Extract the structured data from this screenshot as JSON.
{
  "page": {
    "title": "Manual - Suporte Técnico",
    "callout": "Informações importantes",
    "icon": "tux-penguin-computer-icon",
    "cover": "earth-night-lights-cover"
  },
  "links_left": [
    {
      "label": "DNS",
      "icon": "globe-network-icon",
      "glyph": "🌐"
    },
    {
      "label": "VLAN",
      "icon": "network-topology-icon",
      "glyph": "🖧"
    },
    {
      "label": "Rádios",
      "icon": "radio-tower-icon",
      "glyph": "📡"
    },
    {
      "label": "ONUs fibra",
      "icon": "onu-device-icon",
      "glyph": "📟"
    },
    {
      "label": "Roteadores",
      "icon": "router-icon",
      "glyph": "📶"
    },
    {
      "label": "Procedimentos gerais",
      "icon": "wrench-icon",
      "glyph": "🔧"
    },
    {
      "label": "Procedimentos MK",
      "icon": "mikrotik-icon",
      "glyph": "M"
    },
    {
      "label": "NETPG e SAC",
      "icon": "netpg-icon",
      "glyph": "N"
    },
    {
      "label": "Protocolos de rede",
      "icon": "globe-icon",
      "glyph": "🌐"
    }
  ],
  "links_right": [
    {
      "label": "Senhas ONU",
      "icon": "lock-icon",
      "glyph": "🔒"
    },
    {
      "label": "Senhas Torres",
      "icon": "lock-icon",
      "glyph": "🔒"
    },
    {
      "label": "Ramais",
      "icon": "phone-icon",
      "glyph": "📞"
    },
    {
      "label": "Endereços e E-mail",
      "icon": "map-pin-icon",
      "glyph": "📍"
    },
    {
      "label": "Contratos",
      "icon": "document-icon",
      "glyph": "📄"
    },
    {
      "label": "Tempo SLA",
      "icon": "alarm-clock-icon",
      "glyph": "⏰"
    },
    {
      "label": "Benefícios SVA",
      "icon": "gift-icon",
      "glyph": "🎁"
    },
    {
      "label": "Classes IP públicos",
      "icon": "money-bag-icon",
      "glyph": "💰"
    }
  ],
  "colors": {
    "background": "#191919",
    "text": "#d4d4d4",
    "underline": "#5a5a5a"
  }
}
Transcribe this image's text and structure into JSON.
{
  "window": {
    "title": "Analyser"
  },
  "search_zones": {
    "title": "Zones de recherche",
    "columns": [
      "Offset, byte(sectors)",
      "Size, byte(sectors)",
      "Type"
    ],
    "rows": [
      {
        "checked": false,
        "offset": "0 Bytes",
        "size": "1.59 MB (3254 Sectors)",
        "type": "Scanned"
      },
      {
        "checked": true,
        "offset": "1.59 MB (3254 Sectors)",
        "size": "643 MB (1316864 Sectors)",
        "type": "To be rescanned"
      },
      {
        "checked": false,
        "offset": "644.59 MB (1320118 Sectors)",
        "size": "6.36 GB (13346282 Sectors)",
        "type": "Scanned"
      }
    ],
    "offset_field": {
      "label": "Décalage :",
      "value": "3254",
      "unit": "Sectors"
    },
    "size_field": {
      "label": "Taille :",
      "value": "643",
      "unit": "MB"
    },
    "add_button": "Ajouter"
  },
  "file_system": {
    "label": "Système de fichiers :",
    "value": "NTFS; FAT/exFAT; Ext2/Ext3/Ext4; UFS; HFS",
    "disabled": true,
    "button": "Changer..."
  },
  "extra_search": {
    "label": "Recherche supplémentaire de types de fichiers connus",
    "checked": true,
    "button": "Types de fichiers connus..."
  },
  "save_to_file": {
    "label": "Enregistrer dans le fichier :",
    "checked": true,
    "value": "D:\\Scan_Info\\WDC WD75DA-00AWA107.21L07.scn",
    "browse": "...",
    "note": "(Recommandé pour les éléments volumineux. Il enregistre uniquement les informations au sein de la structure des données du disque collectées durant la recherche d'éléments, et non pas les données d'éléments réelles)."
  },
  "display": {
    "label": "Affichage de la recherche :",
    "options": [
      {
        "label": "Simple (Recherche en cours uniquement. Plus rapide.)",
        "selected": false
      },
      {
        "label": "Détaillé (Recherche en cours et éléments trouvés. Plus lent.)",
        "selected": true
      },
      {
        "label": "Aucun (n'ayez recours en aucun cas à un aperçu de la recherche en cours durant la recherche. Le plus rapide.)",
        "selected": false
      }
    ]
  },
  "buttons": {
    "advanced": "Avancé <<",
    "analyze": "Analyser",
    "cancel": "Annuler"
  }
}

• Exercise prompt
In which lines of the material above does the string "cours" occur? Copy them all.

• Exercise response
        "label": "Simple (Recherche en cours uniquement. Plus rapide.)",
        "label": "Détaillé (Recherche en cours et éléments trouvés. Plus lent.)",
        "label": "Aucun (n'ayez recours en aucun cas à un aperçu de la recherche en cours durant la recherche. Le plus rapide.)",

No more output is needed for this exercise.